Whirlpools are an everyday experience in a bath tub: When the water is drained a circular vortex is formed. Typically, such whirls are rather stable. Similar...

Im Focus: Breaking the bond: To take part or not?

Physicists working with Roland Wester at the University of Innsbruck have investigated if and how chemical reactions can be influenced by targeted vibrational excitation of the reactants. They were able to demonstrate that excitation with a laser beam does not affect the efficiency of a chemical exchange reaction and that the excited molecular group acts only as a spectator in the reaction.

A frequently used reaction in organic chemistry is nucleophilic substitution. It plays, for example, an important role in in the synthesis of new chemical...

Im Focus: New 2D Spectroscopy Methods

Optical spectroscopy allows investigating the energy structure and dynamic properties of complex quantum systems.
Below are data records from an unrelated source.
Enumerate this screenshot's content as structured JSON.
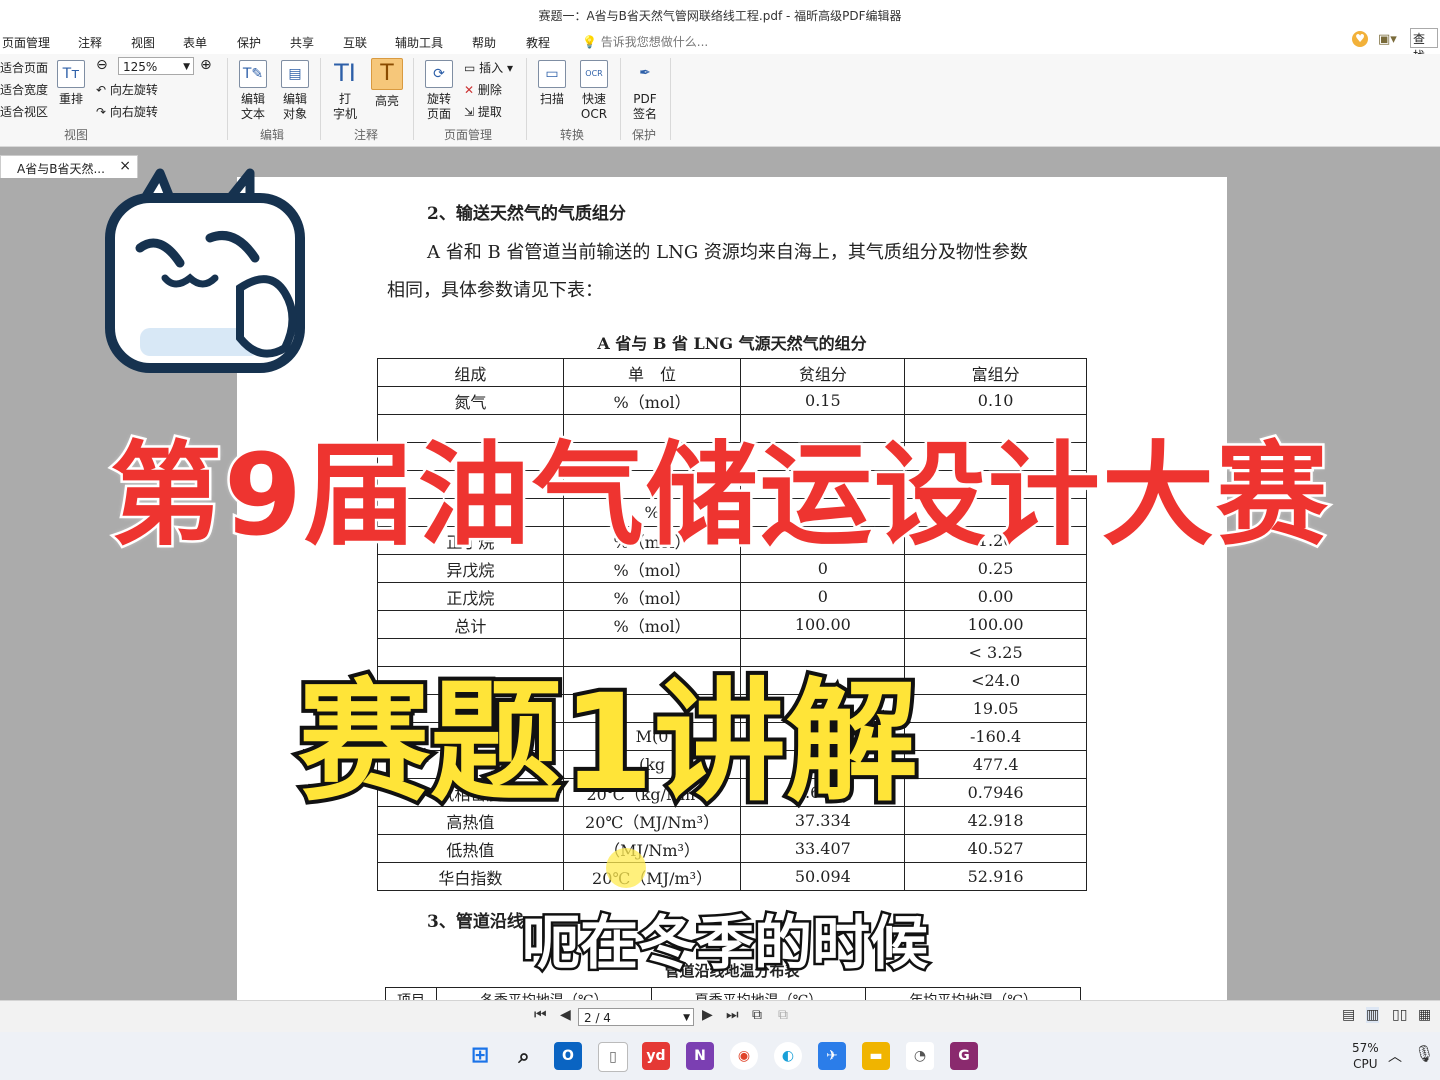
{
  "window": {
    "title": "赛题一：A省与B省天然气管网联络线工程.pdf - 福昕高级PDF编辑器"
  },
  "menu": {
    "items": [
      "页面管理",
      "注释",
      "视图",
      "表单",
      "保护",
      "共享",
      "互联",
      "辅助工具",
      "帮助",
      "教程"
    ],
    "tell_me": "告诉我您想做什么...",
    "find": "查找"
  },
  "ribbon": {
    "view": {
      "fit_page": "适合页面",
      "fit_width": "适合宽度",
      "fit_visible": "适合视区",
      "reflow": "重排",
      "zoom": "125%",
      "rotate_left": "向左旋转",
      "rotate_right": "向右旋转",
      "group": "视图"
    },
    "edit": {
      "edit_text": "编辑\n文本",
      "edit_object": "编辑\n对象",
      "group": "编辑"
    },
    "comment": {
      "typewriter": "打\n字机",
      "highlight": "高亮",
      "group": "注释"
    },
    "pages": {
      "rotate_page": "旋转\n页面",
      "insert": "插入",
      "delete": "删除",
      "extract": "提取",
      "group": "页面管理"
    },
    "convert": {
      "scan": "扫描",
      "quick_ocr": "快速\nOCR",
      "group": "转换"
    },
    "protect": {
      "pdf_sign": "PDF\n签名",
      "group": "保护"
    }
  },
  "tab": {
    "label": "A省与B省天然...",
    "close": "×"
  },
  "doc": {
    "heading2": "2、输送天然气的气质组分",
    "para1": "A 省和 B 省管道当前输送的 LNG 资源均来自海上，其气质组分及物性参数",
    "para2": "相同，具体参数请见下表：",
    "table_caption": "A 省与 B 省 LNG 气源天然气的组分",
    "table_header": [
      "组成",
      "单　位",
      "贫组分",
      "富组分"
    ],
    "rows": [
      [
        "氮气",
        "%（mol）",
        "0.15",
        "0.10"
      ],
      [
        "",
        "",
        "",
        ""
      ],
      [
        "",
        "",
        "",
        ""
      ],
      [
        "",
        "",
        "",
        ""
      ],
      [
        "",
        "%",
        "",
        ""
      ],
      [
        "正丁烷",
        "%（mol）",
        "0",
        "1.20"
      ],
      [
        "异戊烷",
        "%（mol）",
        "0",
        "0.25"
      ],
      [
        "正戊烷",
        "%（mol）",
        "0",
        "0.00"
      ],
      [
        "总计",
        "%（mol）",
        "100.00",
        "100.00"
      ],
      [
        "",
        "",
        "",
        "< 3.25"
      ],
      [
        "",
        "",
        "",
        "<24.0"
      ],
      [
        "",
        "",
        "",
        "19.05"
      ],
      [
        "",
        "M(0",
        "",
        "-160.4"
      ],
      [
        "",
        "(kg",
        "",
        "477.4"
      ],
      [
        "气相密度",
        "20℃（kg/Nm³）",
        "0.6693",
        "0.7946"
      ],
      [
        "高热值",
        "20℃（MJ/Nm³）",
        "37.334",
        "42.918"
      ],
      [
        "低热值",
        "（MJ/Nm³）",
        "33.407",
        "40.527"
      ],
      [
        "华白指数",
        "20℃（MJ/m³）",
        "50.094",
        "52.916"
      ]
    ],
    "heading3": "3、管道沿线",
    "table2_caption": "管道沿线地温分布表",
    "table2_header": [
      "项目",
      "冬季平均地温（℃）",
      "夏季平均地温（℃）",
      "年均平均地温（℃）"
    ]
  },
  "overlay": {
    "main_title": "第9届油气储运设计大赛",
    "sub_title": "赛题1讲解",
    "caption": "呃在冬季的时候"
  },
  "status": {
    "page": "2 / 4"
  },
  "taskbar": {
    "cpu_pct": "57%",
    "cpu_label": "CPU"
  }
}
Researchers from the University of Würzburg present two new approaches of coherent two-dimensional spectroscopy.

"Put an excitation into the system and observe how it evolves." According to physicist Professor Tobias Brixner, this is the credo of optical spectroscopy....

All Focus news of the innovation-report >>>

Anzeige

Anzeige

VideoLinks
Industry & Economy
Event News

Leading experts in Diabetes, Metabolism and Biomedical Engineering discuss Precision Medicine

13.07.2018 | Event News

Conference on Laser Polishing – LaP: Fine Tuning for Surfaces

12.07.2018 | Event News

11th European Wood-based Panel Symposium 2018: Meeting point for the wood-based materials industry

03.07.2018 | Event News

 
Latest News

A smart safe rechargeable zinc ion battery based on sol-gel transition electrolytes

20.07.2018 | Power and Electrical Engineering

Reversing cause and effect is no trouble for quantum computers

20.07.2018 | Information Technology

Princeton-UPenn research team finds physics treasure hidden in a wallpaper pattern

20.07.2018 | Materials Sciences

VideoLinks
Science & Research
Overview of more VideoLinks >>>